REQUIREMENT => Pictures are not part of the copy. Reproduce all the records exactly.

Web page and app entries
_____

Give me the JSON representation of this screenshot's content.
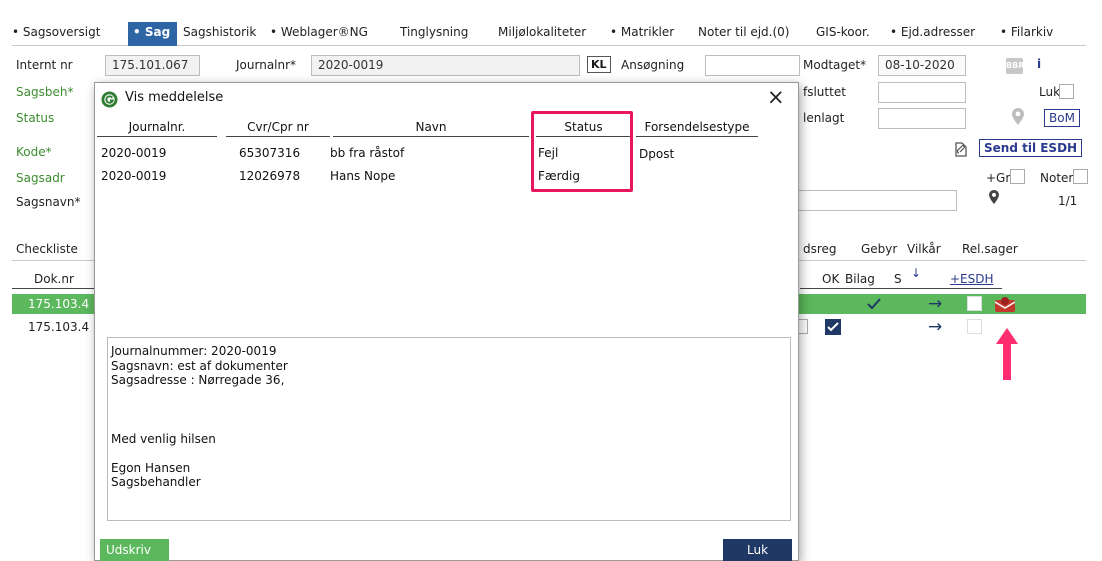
{
  "tabs": [
    {
      "label": "• Sagsoversigt",
      "active": false
    },
    {
      "label": "• Sag",
      "active": true
    },
    {
      "label": "Sagshistorik",
      "active": false
    },
    {
      "label": "• Weblager®NG",
      "active": false
    },
    {
      "label": "Tinglysning",
      "active": false
    },
    {
      "label": "Miljølokaliteter",
      "active": false
    },
    {
      "label": "• Matrikler",
      "active": false
    },
    {
      "label": "Noter til ejd.(0)",
      "active": false
    },
    {
      "label": "GIS-koor.",
      "active": false
    },
    {
      "label": "• Ejd.adresser",
      "active": false
    },
    {
      "label": "• Filarkiv",
      "active": false
    }
  ],
  "form": {
    "internt_nr_label": "Internt nr",
    "internt_nr_value": "175.101.067",
    "journalnr_label": "Journalnr*",
    "journalnr_value": "2020-0019",
    "kl_badge": "KL",
    "ansoegning_label": "Ansøgning",
    "modtaget_label": "Modtaget*",
    "modtaget_value": "08-10-2020",
    "bbr_icon_text": "BBR",
    "info_label": "i",
    "sagsbeh_label": "Sagsbeh*",
    "afsluttet_label": "fsluttet",
    "luk_label": "Luk",
    "status_label": "Status",
    "henlagt_label": "lenlagt",
    "bom_label": "BoM",
    "kode_label": "Kode*",
    "send_esdh_label": "Send til ESDH",
    "sagsadr_label": "Sagsadr",
    "gr_label": "+Gr",
    "noter_label": "Noter",
    "sagsnavn_label": "Sagsnavn*",
    "page_count": "1/1"
  },
  "lower_tabs": {
    "checkliste": "Checkliste",
    "items": [
      "dsreg",
      "Gebyr",
      "Vilkår",
      "Rel.sager"
    ]
  },
  "doc_table": {
    "dok_nr_header": "Dok.nr",
    "headers": [
      "OK",
      "Bilag",
      "S",
      "↓",
      "+ESDH"
    ],
    "rows": [
      {
        "dok_nr": "175.103.4"
      },
      {
        "dok_nr": "175.103.4"
      }
    ]
  },
  "dialog": {
    "title": "Vis meddelelse",
    "close": "×",
    "columns": [
      "Journalnr.",
      "Cvr/Cpr nr",
      "Navn",
      "Status",
      "Forsendelsestype"
    ],
    "rows": [
      {
        "journalnr": "2020-0019",
        "cvr": "65307316",
        "navn": "bb fra råstof",
        "status": "Fejl",
        "forsendelse": "Dpost"
      },
      {
        "journalnr": "2020-0019",
        "cvr": "12026978",
        "navn": "Hans Nope",
        "status": "Færdig",
        "forsendelse": ""
      }
    ],
    "message_lines": [
      "Journalnummer: 2020-0019",
      "Sagsnavn: est af dokumenter",
      "Sagsadresse : Nørregade 36,",
      "",
      "",
      "",
      "Med venlig hilsen",
      "",
      "Egon Hansen",
      "Sagsbehandler"
    ],
    "print_button": "Udskriv",
    "close_button": "Luk"
  },
  "colors": {
    "accent_blue": "#2e66a5",
    "label_green": "#3c8d2f",
    "row_highlight": "#5cb85c",
    "status_highlight": "#e8175d",
    "arrow_pink": "#ff2d6f",
    "print_button_green": "#5cb85c",
    "close_button_navy": "#1f3866"
  }
}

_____

EXERCISE RESPONSE =>
Give me the JSON representation of this screenshot's content.
{
  "tabs": [
    {
      "label": "• Sagsoversigt",
      "active": false
    },
    {
      "label": "• Sag",
      "active": true
    },
    {
      "label": "Sagshistorik",
      "active": false
    },
    {
      "label": "• Weblager®NG",
      "active": false
    },
    {
      "label": "Tinglysning",
      "active": false
    },
    {
      "label": "Miljølokaliteter",
      "active": false
    },
    {
      "label": "• Matrikler",
      "active": false
    },
    {
      "label": "Noter til ejd.(0)",
      "active": false
    },
    {
      "label": "GIS-koor.",
      "active": false
    },
    {
      "label": "• Ejd.adresser",
      "active": false
    },
    {
      "label": "• Filarkiv",
      "active": false
    }
  ],
  "form": {
    "internt_nr_label": "Internt nr",
    "internt_nr_value": "175.101.067",
    "journalnr_label": "Journalnr*",
    "journalnr_value": "2020-0019",
    "kl_badge": "KL",
    "ansoegning_label": "Ansøgning",
    "modtaget_label": "Modtaget*",
    "modtaget_value": "08-10-2020",
    "bbr_icon_text": "BBR",
    "info_label": "i",
    "sagsbeh_label": "Sagsbeh*",
    "afsluttet_label": "fsluttet",
    "luk_label": "Luk",
    "status_label": "Status",
    "henlagt_label": "lenlagt",
    "bom_label": "BoM",
    "kode_label": "Kode*",
    "send_esdh_label": "Send til ESDH",
    "sagsadr_label": "Sagsadr",
    "gr_label": "+Gr",
    "noter_label": "Noter",
    "sagsnavn_label": "Sagsnavn*",
    "page_count": "1/1"
  },
  "lower_tabs": {
    "checkliste": "Checkliste",
    "items": [
      "dsreg",
      "Gebyr",
      "Vilkår",
      "Rel.sager"
    ]
  },
  "doc_table": {
    "dok_nr_header": "Dok.nr",
    "headers": [
      "OK",
      "Bilag",
      "S",
      "↓",
      "+ESDH"
    ],
    "rows": [
      {
        "dok_nr": "175.103.4"
      },
      {
        "dok_nr": "175.103.4"
      }
    ]
  },
  "dialog": {
    "title": "Vis meddelelse",
    "close": "×",
    "columns": [
      "Journalnr.",
      "Cvr/Cpr nr",
      "Navn",
      "Status",
      "Forsendelsestype"
    ],
    "rows": [
      {
        "journalnr": "2020-0019",
        "cvr": "65307316",
        "navn": "bb fra råstof",
        "status": "Fejl",
        "forsendelse": "Dpost"
      },
      {
        "journalnr": "2020-0019",
        "cvr": "12026978",
        "navn": "Hans Nope",
        "status": "Færdig",
        "forsendelse": ""
      }
    ],
    "message_lines": [
      "Journalnummer: 2020-0019",
      "Sagsnavn: est af dokumenter",
      "Sagsadresse : Nørregade 36,",
      "",
      "",
      "",
      "Med venlig hilsen",
      "",
      "Egon Hansen",
      "Sagsbehandler"
    ],
    "print_button": "Udskriv",
    "close_button": "Luk"
  },
  "colors": {
    "accent_blue": "#2e66a5",
    "label_green": "#3c8d2f",
    "row_highlight": "#5cb85c",
    "status_highlight": "#e8175d",
    "arrow_pink": "#ff2d6f",
    "print_button_green": "#5cb85c",
    "close_button_navy": "#1f3866"
  }
}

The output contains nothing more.